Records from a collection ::
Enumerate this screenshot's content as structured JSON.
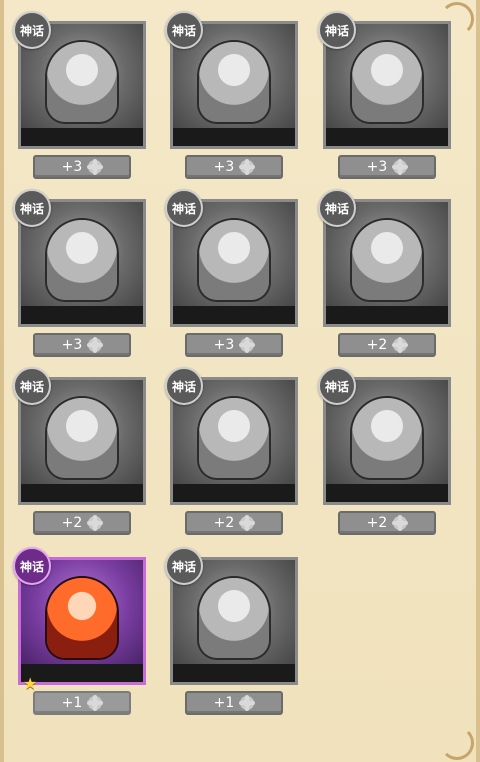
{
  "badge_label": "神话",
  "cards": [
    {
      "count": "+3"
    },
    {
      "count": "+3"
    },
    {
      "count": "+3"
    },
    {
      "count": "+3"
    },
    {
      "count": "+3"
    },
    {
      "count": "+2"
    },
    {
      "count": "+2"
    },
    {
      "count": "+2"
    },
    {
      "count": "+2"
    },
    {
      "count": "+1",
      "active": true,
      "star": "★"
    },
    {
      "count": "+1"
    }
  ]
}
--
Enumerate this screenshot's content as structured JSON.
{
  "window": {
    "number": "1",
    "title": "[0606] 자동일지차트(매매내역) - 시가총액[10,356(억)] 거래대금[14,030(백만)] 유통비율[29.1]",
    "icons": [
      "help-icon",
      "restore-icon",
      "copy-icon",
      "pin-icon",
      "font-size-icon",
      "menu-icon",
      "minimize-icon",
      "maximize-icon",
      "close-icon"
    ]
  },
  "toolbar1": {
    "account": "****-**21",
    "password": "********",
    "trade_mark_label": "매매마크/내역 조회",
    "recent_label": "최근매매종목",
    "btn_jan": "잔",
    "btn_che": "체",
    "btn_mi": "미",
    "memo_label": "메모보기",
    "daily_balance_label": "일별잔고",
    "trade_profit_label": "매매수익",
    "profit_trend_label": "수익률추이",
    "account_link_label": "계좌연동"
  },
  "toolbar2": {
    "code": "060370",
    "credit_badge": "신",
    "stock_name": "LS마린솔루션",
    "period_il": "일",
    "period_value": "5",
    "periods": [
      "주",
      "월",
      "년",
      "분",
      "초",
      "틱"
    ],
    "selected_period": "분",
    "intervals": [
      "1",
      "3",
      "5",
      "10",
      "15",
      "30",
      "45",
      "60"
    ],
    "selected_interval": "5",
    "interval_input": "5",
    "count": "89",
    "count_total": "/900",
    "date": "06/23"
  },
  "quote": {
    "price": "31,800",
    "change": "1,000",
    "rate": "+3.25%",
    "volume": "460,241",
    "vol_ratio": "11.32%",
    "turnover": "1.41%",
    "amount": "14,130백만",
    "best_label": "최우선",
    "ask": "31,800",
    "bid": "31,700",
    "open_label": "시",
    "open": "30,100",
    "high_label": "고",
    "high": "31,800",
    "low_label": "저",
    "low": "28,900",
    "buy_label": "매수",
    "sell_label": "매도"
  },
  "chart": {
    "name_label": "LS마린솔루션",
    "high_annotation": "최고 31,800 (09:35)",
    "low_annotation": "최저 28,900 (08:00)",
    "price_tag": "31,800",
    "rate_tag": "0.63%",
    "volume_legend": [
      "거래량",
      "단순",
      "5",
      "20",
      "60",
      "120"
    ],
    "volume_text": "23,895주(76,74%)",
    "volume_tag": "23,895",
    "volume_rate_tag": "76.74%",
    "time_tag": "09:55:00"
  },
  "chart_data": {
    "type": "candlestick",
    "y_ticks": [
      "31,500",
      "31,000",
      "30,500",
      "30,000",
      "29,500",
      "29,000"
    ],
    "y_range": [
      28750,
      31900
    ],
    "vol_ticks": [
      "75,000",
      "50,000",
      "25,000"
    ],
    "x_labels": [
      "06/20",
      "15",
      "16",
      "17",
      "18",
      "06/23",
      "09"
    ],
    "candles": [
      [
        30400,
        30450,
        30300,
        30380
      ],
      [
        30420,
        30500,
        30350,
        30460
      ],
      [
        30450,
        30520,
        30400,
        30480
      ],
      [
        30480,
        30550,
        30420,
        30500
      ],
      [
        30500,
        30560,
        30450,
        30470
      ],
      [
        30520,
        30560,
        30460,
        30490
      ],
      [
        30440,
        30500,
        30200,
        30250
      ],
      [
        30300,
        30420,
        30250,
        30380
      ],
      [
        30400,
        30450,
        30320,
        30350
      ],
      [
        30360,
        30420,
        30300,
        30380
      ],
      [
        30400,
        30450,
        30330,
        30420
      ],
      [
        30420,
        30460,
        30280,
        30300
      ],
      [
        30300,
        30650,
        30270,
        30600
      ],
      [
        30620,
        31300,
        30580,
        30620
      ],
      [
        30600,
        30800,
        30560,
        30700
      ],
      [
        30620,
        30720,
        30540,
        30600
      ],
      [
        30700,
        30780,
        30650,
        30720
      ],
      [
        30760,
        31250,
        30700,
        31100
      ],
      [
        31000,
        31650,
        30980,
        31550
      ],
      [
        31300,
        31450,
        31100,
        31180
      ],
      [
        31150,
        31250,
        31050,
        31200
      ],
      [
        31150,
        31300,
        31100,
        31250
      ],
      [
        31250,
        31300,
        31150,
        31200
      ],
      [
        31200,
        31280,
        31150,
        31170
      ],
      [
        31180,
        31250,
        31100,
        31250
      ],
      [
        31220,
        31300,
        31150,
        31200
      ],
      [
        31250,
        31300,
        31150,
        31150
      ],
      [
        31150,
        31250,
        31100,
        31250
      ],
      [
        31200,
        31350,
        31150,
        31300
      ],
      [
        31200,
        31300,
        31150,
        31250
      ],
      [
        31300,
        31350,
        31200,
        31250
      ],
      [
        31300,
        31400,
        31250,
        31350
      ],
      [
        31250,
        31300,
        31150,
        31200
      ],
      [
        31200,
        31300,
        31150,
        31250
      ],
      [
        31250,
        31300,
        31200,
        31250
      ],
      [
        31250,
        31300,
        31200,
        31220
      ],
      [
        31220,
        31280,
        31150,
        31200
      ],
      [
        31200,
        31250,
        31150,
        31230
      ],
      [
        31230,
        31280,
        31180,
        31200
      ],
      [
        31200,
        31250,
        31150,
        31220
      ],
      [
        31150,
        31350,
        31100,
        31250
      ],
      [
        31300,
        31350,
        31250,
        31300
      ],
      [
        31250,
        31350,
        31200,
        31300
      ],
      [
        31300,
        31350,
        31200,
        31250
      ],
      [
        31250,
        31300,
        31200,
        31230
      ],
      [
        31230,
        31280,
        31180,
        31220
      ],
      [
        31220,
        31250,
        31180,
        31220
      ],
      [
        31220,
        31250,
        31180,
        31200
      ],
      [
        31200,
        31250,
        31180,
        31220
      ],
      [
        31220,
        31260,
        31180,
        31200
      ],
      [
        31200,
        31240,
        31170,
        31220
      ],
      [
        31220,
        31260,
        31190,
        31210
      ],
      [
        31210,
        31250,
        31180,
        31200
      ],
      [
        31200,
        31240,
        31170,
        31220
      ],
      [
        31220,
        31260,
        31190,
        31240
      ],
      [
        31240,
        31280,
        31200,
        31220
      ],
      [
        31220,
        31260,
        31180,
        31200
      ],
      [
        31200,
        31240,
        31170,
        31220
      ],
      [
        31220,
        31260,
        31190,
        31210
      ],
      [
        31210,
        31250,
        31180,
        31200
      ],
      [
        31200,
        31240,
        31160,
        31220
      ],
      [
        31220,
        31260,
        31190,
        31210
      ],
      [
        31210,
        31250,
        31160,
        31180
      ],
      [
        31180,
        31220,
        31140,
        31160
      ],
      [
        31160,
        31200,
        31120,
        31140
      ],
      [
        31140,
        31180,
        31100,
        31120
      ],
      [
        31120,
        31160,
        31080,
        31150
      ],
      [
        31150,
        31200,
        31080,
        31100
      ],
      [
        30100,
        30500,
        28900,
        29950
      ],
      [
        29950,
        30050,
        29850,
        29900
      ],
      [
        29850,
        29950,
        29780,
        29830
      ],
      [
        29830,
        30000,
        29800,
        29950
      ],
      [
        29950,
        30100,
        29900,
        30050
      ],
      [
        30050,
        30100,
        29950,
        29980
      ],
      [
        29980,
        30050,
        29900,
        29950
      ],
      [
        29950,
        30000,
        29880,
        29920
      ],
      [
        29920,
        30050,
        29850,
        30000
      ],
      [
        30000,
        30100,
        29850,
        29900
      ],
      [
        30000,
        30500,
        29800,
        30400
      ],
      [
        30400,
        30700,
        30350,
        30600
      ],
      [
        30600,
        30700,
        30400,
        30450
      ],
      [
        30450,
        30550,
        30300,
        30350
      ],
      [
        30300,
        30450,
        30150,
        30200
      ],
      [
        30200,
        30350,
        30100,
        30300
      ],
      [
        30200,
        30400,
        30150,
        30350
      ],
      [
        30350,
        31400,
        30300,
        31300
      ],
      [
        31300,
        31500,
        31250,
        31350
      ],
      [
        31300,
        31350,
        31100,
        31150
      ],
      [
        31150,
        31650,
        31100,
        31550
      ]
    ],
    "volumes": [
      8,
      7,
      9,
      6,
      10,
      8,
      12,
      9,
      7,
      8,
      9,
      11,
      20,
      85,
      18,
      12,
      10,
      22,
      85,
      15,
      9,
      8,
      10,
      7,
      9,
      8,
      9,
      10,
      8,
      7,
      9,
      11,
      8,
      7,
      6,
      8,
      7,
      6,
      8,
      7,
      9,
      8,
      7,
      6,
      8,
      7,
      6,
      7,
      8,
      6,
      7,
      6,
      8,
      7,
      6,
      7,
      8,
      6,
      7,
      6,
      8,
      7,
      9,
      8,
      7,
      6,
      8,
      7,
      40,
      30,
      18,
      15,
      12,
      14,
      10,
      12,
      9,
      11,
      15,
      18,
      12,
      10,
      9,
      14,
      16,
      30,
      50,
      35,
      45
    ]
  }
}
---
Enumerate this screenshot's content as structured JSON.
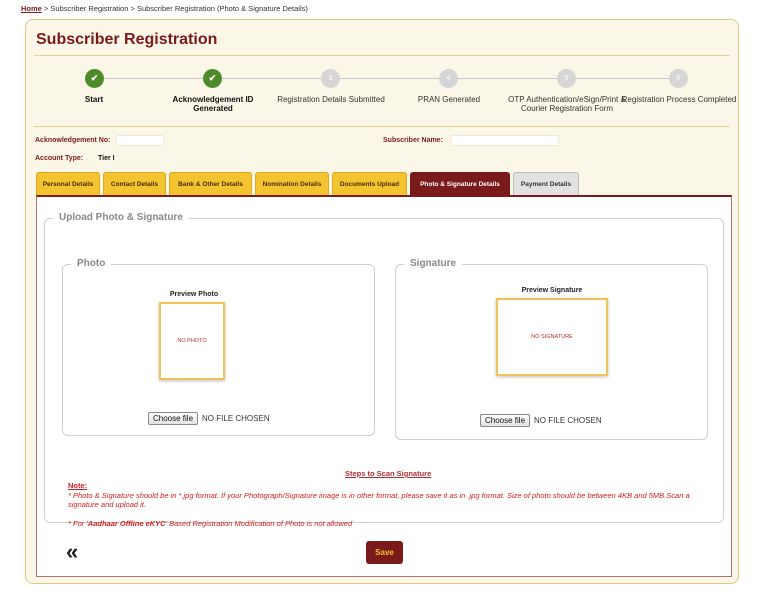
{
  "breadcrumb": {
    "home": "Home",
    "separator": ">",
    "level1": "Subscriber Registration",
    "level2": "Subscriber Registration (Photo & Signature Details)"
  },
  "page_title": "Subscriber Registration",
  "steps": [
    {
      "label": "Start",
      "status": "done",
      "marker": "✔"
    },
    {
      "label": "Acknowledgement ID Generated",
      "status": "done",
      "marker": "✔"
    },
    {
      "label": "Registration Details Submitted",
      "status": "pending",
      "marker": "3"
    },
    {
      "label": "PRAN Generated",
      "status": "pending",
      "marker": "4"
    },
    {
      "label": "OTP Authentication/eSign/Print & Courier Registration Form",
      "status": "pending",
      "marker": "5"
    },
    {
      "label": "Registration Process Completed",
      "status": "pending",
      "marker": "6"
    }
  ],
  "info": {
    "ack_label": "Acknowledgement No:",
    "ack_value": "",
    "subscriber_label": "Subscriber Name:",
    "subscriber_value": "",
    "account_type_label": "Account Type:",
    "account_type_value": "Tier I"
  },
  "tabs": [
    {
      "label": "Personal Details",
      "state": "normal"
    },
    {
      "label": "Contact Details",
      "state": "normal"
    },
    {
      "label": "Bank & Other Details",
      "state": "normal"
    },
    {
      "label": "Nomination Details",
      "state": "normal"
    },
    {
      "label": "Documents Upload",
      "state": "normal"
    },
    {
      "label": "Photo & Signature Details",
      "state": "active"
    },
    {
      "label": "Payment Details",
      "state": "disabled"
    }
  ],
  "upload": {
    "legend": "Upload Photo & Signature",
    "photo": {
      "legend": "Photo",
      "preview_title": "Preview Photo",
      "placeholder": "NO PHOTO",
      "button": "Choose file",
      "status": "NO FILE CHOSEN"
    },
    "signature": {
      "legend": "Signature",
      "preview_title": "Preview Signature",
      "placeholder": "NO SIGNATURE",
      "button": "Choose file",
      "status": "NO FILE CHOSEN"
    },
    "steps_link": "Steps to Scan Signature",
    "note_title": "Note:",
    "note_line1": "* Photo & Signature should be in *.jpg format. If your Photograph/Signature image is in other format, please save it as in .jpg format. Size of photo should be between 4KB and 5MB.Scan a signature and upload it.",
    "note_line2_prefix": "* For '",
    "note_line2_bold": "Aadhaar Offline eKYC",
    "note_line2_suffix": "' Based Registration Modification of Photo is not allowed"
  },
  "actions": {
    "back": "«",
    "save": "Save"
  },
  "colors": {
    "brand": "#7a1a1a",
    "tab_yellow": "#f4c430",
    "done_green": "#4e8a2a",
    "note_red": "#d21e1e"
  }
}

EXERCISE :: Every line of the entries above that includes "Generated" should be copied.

TASK ANSWER ::
      "label": "Acknowledgement ID Generated",
      "label": "PRAN Generated",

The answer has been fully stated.